According to the report, 62% of the material was manufactured into new products in the U.S. or Canada, with the remainder exported, primarily to China. Since 2007, the ratio of export to domestic purchases has flip-flopped, according to the ACC, with 38% of the non-bottle rigid plastics collected in the U.S. exported to China in 2008, down from 63% in 2007. Of the 361 million lb collected, 54% or 194 million lb could be classified as durable goods, including items like pallets, crates, carts, 5-gallon buckets, and electronic housings. A large percentage of non-bottle rigid plastics collected were polyolefins.

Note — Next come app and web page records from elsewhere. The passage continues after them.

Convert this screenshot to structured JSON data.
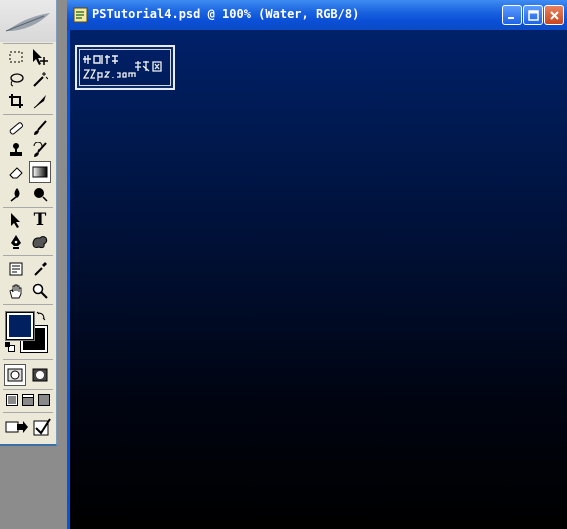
{
  "document": {
    "title": "PSTutorial4.psd @ 100% (Water, RGB/8)",
    "canvas_color_top": "#002069",
    "canvas_color_bottom": "#000000"
  },
  "toolbox": {
    "foreground_color": "#002060",
    "background_color": "#000000",
    "tools": [
      {
        "name": "rectangular-marquee-icon"
      },
      {
        "name": "move-icon"
      },
      {
        "name": "lasso-icon"
      },
      {
        "name": "magic-wand-icon"
      },
      {
        "name": "crop-icon"
      },
      {
        "name": "slice-icon"
      },
      {
        "name": "healing-brush-icon"
      },
      {
        "name": "brush-icon"
      },
      {
        "name": "clone-stamp-icon"
      },
      {
        "name": "history-brush-icon"
      },
      {
        "name": "eraser-icon"
      },
      {
        "name": "gradient-icon"
      },
      {
        "name": "blur-icon"
      },
      {
        "name": "dodge-icon"
      },
      {
        "name": "path-selection-icon"
      },
      {
        "name": "type-icon"
      },
      {
        "name": "pen-icon"
      },
      {
        "name": "custom-shape-icon"
      },
      {
        "name": "notes-icon"
      },
      {
        "name": "eyedropper-icon"
      },
      {
        "name": "hand-icon"
      },
      {
        "name": "zoom-icon"
      }
    ],
    "type_glyph": "T"
  }
}
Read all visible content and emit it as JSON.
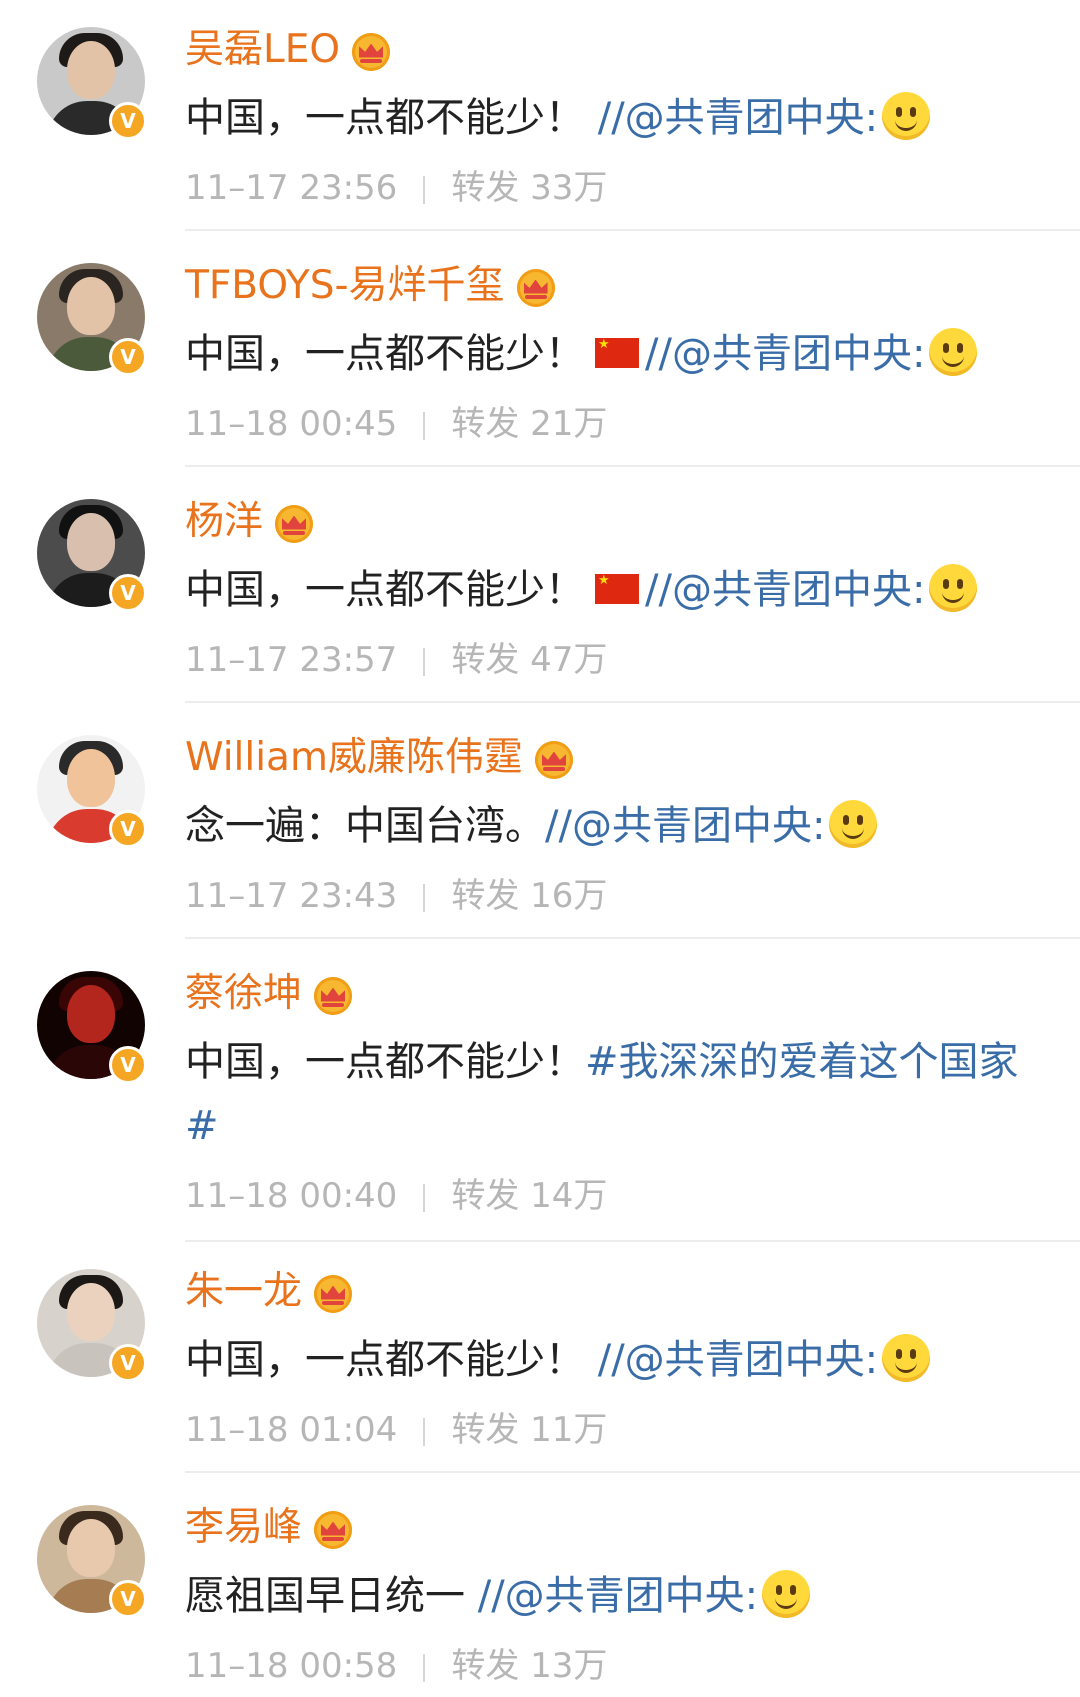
{
  "colors": {
    "username": "#e8731c",
    "link": "#3a6da7",
    "body_text": "#222222",
    "meta_text": "#b6b6b6",
    "verified_badge": "#f5a623"
  },
  "posts": [
    {
      "username": "吴磊LEO",
      "text_prefix": "中国，一点都不能少！",
      "link_text": "//@共青团中央:",
      "timestamp": "11–17 23:56",
      "repost_label": "转发",
      "repost_count": "33万",
      "icons": [
        "crown-icon",
        "verified-v-icon",
        "smile-emoji-icon"
      ]
    },
    {
      "username": "TFBOYS-易烊千玺",
      "text_prefix": "中国，一点都不能少！",
      "link_text": "//@共青团中央:",
      "timestamp": "11–18 00:45",
      "repost_label": "转发",
      "repost_count": "21万",
      "icons": [
        "crown-icon",
        "verified-v-icon",
        "china-flag-icon",
        "smile-emoji-icon"
      ]
    },
    {
      "username": "杨洋",
      "text_prefix": "中国，一点都不能少！",
      "link_text": "//@共青团中央:",
      "timestamp": "11–17 23:57",
      "repost_label": "转发",
      "repost_count": "47万",
      "icons": [
        "crown-icon",
        "verified-v-icon",
        "china-flag-icon",
        "smile-emoji-icon"
      ]
    },
    {
      "username": "William威廉陈伟霆",
      "text_prefix": "念一遍：中国台湾。",
      "link_text": "//@共青团中央:",
      "timestamp": "11–17 23:43",
      "repost_label": "转发",
      "repost_count": "16万",
      "icons": [
        "crown-icon",
        "verified-v-icon",
        "smile-emoji-icon"
      ]
    },
    {
      "username": "蔡徐坤",
      "text_prefix": "中国，一点都不能少！",
      "link_text": "#我深深的爱着这个国家#",
      "timestamp": "11–18 00:40",
      "repost_label": "转发",
      "repost_count": "14万",
      "icons": [
        "crown-icon",
        "verified-v-icon"
      ]
    },
    {
      "username": "朱一龙",
      "text_prefix": "中国，一点都不能少！",
      "link_text": "//@共青团中央:",
      "timestamp": "11–18 01:04",
      "repost_label": "转发",
      "repost_count": "11万",
      "icons": [
        "crown-icon",
        "verified-v-icon",
        "smile-emoji-icon"
      ]
    },
    {
      "username": "李易峰",
      "text_prefix": "愿祖国早日统一",
      "link_text": "//@共青团中央:",
      "timestamp": "11–18 00:58",
      "repost_label": "转发",
      "repost_count": "13万",
      "icons": [
        "crown-icon",
        "verified-v-icon",
        "smile-emoji-icon"
      ]
    }
  ]
}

The report also found that the number of communities collecting mixed rigid plastics also has grown, partially in response to demand from domestic and export buyers. In 2008, 28 of the 100 largest U.S. cities collected non-bottle rigid plastics through curbside programs, with a growing number of communities recovering and recycling this material.
Additionally, the report said plastic scrap prices were strong the first three quarters of 2008. Demand dropped from all-time highs in July 2008 to very low levels for some low-grade materials, with export business coming to an abrupt halt for most mixed-resin plastic scrap bales. The report found that domestic buyers, while affected by the economic downturn, continued purchasing the scrap, increasing buys in some cases due to bargain prices. The market began to rebound toward the end of Q1 2009, and while current pricing and demand is not back to record highs, it is described as "strong and steady." The ACC says most commodities have recovered to more than half their previous high prices, but the association stresses that the market crash of 2008 highlighted the need for strong domestic processing so that the market isn't overly reliant on scrap exports.
In terms of local capabilities, total North American capacity for processing non-bottle rigid plastic is approximately 530 million lb/year, with just over half of that capacity feeding mixed-resin products such as lumber, railroad ties, garden products, and transport packaging. These users prefer the olefin fraction but in some cases will tolerate and use some non-olefin bottles and containers.
The report includes nondurable items or packaging, such as high-density polyethylene (HDPE) tubs, polypropylene (PP) cups, and similar food containers, as well as durable items, such as pallets, crates, carts, 5-gallon buckets, and electronic housings. Its data come from information supplied by 47 post-consumer plastic processors, end users, and exporters across the U.S., including 21 plastic processors/end‐users and 26 exporters.—[email protected]